Records from a data source:
···
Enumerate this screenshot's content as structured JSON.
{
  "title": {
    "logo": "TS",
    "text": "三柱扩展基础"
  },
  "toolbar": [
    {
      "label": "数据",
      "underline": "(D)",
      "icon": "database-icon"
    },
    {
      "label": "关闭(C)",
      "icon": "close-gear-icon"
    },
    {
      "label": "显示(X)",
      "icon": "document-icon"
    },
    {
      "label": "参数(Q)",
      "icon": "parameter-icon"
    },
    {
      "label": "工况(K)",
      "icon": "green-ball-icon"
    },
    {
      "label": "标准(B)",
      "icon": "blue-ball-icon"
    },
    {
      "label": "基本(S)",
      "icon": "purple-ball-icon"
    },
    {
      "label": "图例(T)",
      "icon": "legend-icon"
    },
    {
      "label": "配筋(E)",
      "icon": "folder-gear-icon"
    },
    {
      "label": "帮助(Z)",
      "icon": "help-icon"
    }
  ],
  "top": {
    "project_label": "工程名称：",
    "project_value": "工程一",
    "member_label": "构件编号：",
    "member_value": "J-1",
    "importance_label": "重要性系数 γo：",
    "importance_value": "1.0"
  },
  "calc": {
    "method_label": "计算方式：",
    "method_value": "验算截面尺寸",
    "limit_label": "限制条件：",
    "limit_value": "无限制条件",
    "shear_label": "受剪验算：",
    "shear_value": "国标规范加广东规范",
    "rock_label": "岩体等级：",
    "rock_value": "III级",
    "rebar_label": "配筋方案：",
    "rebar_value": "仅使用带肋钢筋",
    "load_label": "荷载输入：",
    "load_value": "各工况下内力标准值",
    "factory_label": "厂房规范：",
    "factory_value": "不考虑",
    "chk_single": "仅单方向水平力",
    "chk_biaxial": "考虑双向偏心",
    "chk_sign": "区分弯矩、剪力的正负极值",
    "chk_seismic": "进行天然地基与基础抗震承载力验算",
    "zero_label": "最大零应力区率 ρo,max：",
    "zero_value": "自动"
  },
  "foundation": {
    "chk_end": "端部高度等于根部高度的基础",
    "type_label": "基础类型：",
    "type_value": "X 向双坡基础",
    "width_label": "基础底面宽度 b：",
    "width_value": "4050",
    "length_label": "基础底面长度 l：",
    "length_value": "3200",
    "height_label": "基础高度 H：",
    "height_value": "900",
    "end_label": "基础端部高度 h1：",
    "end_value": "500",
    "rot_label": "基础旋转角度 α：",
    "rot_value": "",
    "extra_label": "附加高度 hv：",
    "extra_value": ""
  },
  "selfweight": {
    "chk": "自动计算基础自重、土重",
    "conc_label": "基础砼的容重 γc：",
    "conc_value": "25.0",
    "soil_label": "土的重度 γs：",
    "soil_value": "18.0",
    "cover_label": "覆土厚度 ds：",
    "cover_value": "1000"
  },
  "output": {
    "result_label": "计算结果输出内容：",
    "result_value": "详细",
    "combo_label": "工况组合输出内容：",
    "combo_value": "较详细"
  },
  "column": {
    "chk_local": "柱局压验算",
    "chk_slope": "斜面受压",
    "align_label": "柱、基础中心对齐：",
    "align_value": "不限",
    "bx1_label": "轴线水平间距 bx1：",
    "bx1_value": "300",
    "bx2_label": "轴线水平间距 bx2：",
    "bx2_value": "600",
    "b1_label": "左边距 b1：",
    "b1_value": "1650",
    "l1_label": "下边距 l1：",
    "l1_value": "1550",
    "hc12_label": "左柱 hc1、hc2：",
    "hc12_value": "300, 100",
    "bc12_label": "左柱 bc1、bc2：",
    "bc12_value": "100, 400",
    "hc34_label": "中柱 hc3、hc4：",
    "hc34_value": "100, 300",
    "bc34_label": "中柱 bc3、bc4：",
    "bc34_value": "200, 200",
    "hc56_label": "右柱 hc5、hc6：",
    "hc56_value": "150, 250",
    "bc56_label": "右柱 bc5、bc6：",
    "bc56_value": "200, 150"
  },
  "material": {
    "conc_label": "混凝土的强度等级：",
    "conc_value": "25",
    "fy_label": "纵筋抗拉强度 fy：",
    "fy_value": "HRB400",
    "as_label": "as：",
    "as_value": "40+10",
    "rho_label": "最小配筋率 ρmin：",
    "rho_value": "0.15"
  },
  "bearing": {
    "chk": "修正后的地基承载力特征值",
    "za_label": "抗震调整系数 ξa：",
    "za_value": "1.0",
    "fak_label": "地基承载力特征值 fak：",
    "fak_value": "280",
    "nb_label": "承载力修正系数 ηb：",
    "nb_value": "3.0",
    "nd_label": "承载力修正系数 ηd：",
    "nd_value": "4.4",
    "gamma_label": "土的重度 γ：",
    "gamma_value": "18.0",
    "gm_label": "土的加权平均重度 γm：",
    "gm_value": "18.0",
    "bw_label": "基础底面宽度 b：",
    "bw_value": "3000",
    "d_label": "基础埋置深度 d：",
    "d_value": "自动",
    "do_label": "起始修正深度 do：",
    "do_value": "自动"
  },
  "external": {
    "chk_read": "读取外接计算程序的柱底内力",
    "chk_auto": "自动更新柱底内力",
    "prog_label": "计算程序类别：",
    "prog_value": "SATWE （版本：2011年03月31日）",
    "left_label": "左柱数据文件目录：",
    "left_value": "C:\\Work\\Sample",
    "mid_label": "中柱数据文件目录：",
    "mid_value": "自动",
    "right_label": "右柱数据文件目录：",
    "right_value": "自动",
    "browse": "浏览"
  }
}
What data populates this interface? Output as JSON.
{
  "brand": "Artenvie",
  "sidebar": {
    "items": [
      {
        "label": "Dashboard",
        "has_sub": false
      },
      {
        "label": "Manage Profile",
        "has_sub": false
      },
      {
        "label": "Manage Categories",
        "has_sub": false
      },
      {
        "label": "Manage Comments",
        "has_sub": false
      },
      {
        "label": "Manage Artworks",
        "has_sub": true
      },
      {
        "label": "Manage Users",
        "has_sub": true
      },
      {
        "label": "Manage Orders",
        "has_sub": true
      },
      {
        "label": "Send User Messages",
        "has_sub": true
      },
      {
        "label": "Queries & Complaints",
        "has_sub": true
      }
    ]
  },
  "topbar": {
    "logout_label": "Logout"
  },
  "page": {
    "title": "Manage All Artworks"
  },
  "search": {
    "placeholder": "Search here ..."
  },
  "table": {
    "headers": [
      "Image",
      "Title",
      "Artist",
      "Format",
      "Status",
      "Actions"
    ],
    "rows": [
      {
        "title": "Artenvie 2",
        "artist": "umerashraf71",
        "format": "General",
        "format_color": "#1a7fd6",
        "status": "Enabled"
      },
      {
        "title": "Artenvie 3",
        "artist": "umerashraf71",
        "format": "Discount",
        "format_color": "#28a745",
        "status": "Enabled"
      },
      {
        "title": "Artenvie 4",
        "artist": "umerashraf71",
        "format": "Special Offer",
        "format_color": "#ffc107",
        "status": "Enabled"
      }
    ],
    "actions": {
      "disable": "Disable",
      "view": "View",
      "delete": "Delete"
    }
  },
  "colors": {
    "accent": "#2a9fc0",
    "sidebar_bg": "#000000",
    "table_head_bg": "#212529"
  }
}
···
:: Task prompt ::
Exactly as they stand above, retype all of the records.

:: Response below ::
Enumerate this screenshot's content as structured JSON.
{
  "title": {
    "logo": "TS",
    "text": "三柱扩展基础"
  },
  "toolbar": [
    {
      "label": "数据",
      "underline": "(D)",
      "icon": "database-icon"
    },
    {
      "label": "关闭(C)",
      "icon": "close-gear-icon"
    },
    {
      "label": "显示(X)",
      "icon": "document-icon"
    },
    {
      "label": "参数(Q)",
      "icon": "parameter-icon"
    },
    {
      "label": "工况(K)",
      "icon": "green-ball-icon"
    },
    {
      "label": "标准(B)",
      "icon": "blue-ball-icon"
    },
    {
      "label": "基本(S)",
      "icon": "purple-ball-icon"
    },
    {
      "label": "图例(T)",
      "icon": "legend-icon"
    },
    {
      "label": "配筋(E)",
      "icon": "folder-gear-icon"
    },
    {
      "label": "帮助(Z)",
      "icon": "help-icon"
    }
  ],
  "top": {
    "project_label": "工程名称：",
    "project_value": "工程一",
    "member_label": "构件编号：",
    "member_value": "J-1",
    "importance_label": "重要性系数 γo：",
    "importance_value": "1.0"
  },
  "calc": {
    "method_label": "计算方式：",
    "method_value": "验算截面尺寸",
    "limit_label": "限制条件：",
    "limit_value": "无限制条件",
    "shear_label": "受剪验算：",
    "shear_value": "国标规范加广东规范",
    "rock_label": "岩体等级：",
    "rock_value": "III级",
    "rebar_label": "配筋方案：",
    "rebar_value": "仅使用带肋钢筋",
    "load_label": "荷载输入：",
    "load_value": "各工况下内力标准值",
    "factory_label": "厂房规范：",
    "factory_value": "不考虑",
    "chk_single": "仅单方向水平力",
    "chk_biaxial": "考虑双向偏心",
    "chk_sign": "区分弯矩、剪力的正负极值",
    "chk_seismic": "进行天然地基与基础抗震承载力验算",
    "zero_label": "最大零应力区率 ρo,max：",
    "zero_value": "自动"
  },
  "foundation": {
    "chk_end": "端部高度等于根部高度的基础",
    "type_label": "基础类型：",
    "type_value": "X 向双坡基础",
    "width_label": "基础底面宽度 b：",
    "width_value": "4050",
    "length_label": "基础底面长度 l：",
    "length_value": "3200",
    "height_label": "基础高度 H：",
    "height_value": "900",
    "end_label": "基础端部高度 h1：",
    "end_value": "500",
    "rot_label": "基础旋转角度 α：",
    "rot_value": "",
    "extra_label": "附加高度 hv：",
    "extra_value": ""
  },
  "selfweight": {
    "chk": "自动计算基础自重、土重",
    "conc_label": "基础砼的容重 γc：",
    "conc_value": "25.0",
    "soil_label": "土的重度 γs：",
    "soil_value": "18.0",
    "cover_label": "覆土厚度 ds：",
    "cover_value": "1000"
  },
  "output": {
    "result_label": "计算结果输出内容：",
    "result_value": "详细",
    "combo_label": "工况组合输出内容：",
    "combo_value": "较详细"
  },
  "column": {
    "chk_local": "柱局压验算",
    "chk_slope": "斜面受压",
    "align_label": "柱、基础中心对齐：",
    "align_value": "不限",
    "bx1_label": "轴线水平间距 bx1：",
    "bx1_value": "300",
    "bx2_label": "轴线水平间距 bx2：",
    "bx2_value": "600",
    "b1_label": "左边距 b1：",
    "b1_value": "1650",
    "l1_label": "下边距 l1：",
    "l1_value": "1550",
    "hc12_label": "左柱 hc1、hc2：",
    "hc12_value": "300, 100",
    "bc12_label": "左柱 bc1、bc2：",
    "bc12_value": "100, 400",
    "hc34_label": "中柱 hc3、hc4：",
    "hc34_value": "100, 300",
    "bc34_label": "中柱 bc3、bc4：",
    "bc34_value": "200, 200",
    "hc56_label": "右柱 hc5、hc6：",
    "hc56_value": "150, 250",
    "bc56_label": "右柱 bc5、bc6：",
    "bc56_value": "200, 150"
  },
  "material": {
    "conc_label": "混凝土的强度等级：",
    "conc_value": "25",
    "fy_label": "纵筋抗拉强度 fy：",
    "fy_value": "HRB400",
    "as_label": "as：",
    "as_value": "40+10",
    "rho_label": "最小配筋率 ρmin：",
    "rho_value": "0.15"
  },
  "bearing": {
    "chk": "修正后的地基承载力特征值",
    "za_label": "抗震调整系数 ξa：",
    "za_value": "1.0",
    "fak_label": "地基承载力特征值 fak：",
    "fak_value": "280",
    "nb_label": "承载力修正系数 ηb：",
    "nb_value": "3.0",
    "nd_label": "承载力修正系数 ηd：",
    "nd_value": "4.4",
    "gamma_label": "土的重度 γ：",
    "gamma_value": "18.0",
    "gm_label": "土的加权平均重度 γm：",
    "gm_value": "18.0",
    "bw_label": "基础底面宽度 b：",
    "bw_value": "3000",
    "d_label": "基础埋置深度 d：",
    "d_value": "自动",
    "do_label": "起始修正深度 do：",
    "do_value": "自动"
  },
  "external": {
    "chk_read": "读取外接计算程序的柱底内力",
    "chk_auto": "自动更新柱底内力",
    "prog_label": "计算程序类别：",
    "prog_value": "SATWE （版本：2011年03月31日）",
    "left_label": "左柱数据文件目录：",
    "left_value": "C:\\Work\\Sample",
    "mid_label": "中柱数据文件目录：",
    "mid_value": "自动",
    "right_label": "右柱数据文件目录：",
    "right_value": "自动",
    "browse": "浏览"
  }
}
What data populates this interface? Output as JSON.
{
  "brand": "Artenvie",
  "sidebar": {
    "items": [
      {
        "label": "Dashboard",
        "has_sub": false
      },
      {
        "label": "Manage Profile",
        "has_sub": false
      },
      {
        "label": "Manage Categories",
        "has_sub": false
      },
      {
        "label": "Manage Comments",
        "has_sub": false
      },
      {
        "label": "Manage Artworks",
        "has_sub": true
      },
      {
        "label": "Manage Users",
        "has_sub": true
      },
      {
        "label": "Manage Orders",
        "has_sub": true
      },
      {
        "label": "Send User Messages",
        "has_sub": true
      },
      {
        "label": "Queries & Complaints",
        "has_sub": true
      }
    ]
  },
  "topbar": {
    "logout_label": "Logout"
  },
  "page": {
    "title": "Manage All Artworks"
  },
  "search": {
    "placeholder": "Search here ..."
  },
  "table": {
    "headers": [
      "Image",
      "Title",
      "Artist",
      "Format",
      "Status",
      "Actions"
    ],
    "rows": [
      {
        "title": "Artenvie 2",
        "artist": "umerashraf71",
        "format": "General",
        "format_color": "#1a7fd6",
        "status": "Enabled"
      },
      {
        "title": "Artenvie 3",
        "artist": "umerashraf71",
        "format": "Discount",
        "format_color": "#28a745",
        "status": "Enabled"
      },
      {
        "title": "Artenvie 4",
        "artist": "umerashraf71",
        "format": "Special Offer",
        "format_color": "#ffc107",
        "status": "Enabled"
      }
    ],
    "actions": {
      "disable": "Disable",
      "view": "View",
      "delete": "Delete"
    }
  },
  "colors": {
    "accent": "#2a9fc0",
    "sidebar_bg": "#000000",
    "table_head_bg": "#212529"
  }
}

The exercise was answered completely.